[Start of Attachment]

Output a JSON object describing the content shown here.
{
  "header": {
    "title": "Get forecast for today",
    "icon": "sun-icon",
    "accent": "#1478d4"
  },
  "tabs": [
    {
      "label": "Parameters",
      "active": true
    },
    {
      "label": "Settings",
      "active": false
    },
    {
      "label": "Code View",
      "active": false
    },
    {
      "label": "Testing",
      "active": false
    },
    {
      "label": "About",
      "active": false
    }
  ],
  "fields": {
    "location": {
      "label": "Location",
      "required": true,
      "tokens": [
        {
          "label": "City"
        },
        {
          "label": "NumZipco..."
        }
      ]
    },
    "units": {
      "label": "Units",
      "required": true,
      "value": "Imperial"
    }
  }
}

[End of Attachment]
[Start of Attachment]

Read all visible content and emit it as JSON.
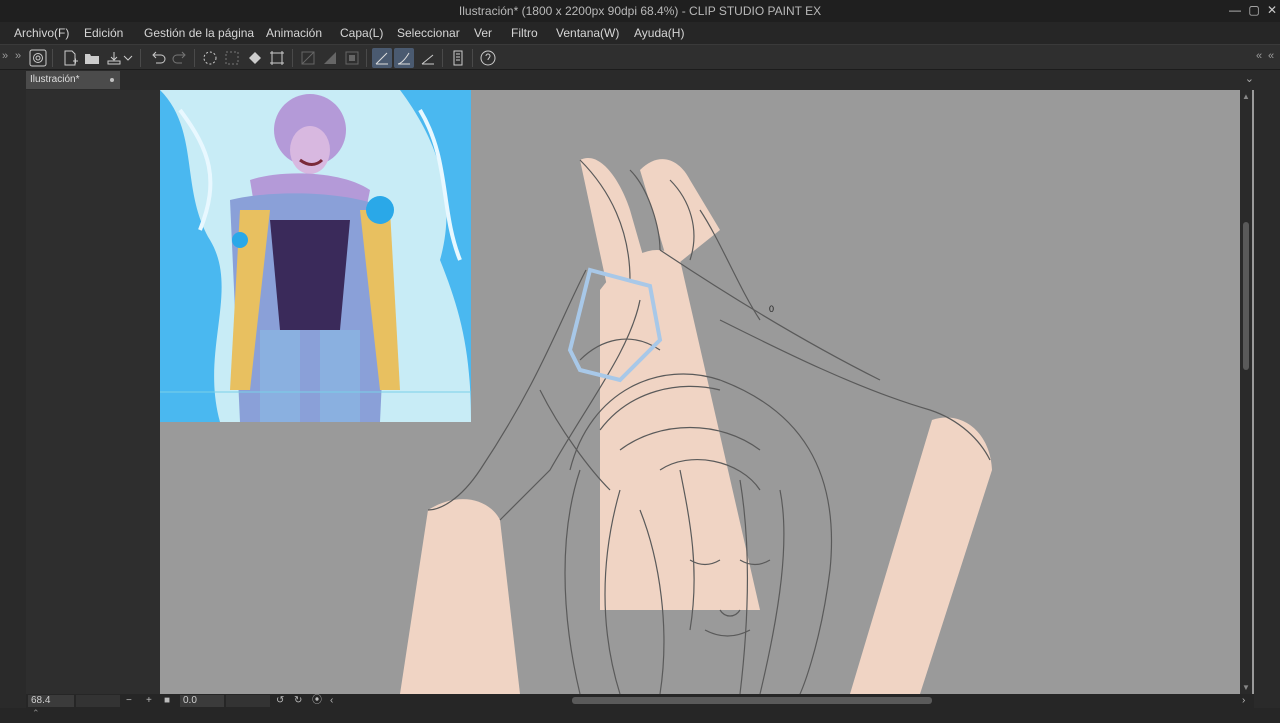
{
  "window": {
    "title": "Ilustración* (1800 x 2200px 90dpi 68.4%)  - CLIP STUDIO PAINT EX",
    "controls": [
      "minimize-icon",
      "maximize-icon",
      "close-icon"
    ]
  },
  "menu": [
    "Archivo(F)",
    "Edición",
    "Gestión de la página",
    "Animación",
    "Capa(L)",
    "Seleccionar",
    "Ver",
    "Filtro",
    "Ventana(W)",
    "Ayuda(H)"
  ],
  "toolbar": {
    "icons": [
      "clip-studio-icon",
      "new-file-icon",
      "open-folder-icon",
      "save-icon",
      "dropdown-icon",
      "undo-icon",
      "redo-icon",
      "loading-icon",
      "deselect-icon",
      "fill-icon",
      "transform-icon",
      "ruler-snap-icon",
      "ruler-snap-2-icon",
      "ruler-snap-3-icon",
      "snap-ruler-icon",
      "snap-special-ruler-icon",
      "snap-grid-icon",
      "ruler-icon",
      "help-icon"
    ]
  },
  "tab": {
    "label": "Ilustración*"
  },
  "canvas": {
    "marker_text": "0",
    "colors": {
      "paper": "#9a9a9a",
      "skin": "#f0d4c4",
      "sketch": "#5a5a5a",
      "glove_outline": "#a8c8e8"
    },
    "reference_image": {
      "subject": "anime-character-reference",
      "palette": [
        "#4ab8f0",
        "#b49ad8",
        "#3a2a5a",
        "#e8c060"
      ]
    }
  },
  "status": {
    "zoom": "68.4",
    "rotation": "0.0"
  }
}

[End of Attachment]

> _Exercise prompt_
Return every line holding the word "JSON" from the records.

> _Answer_
Output a JSON object describing the content shown here.
Read all visible content and emit it as JSON.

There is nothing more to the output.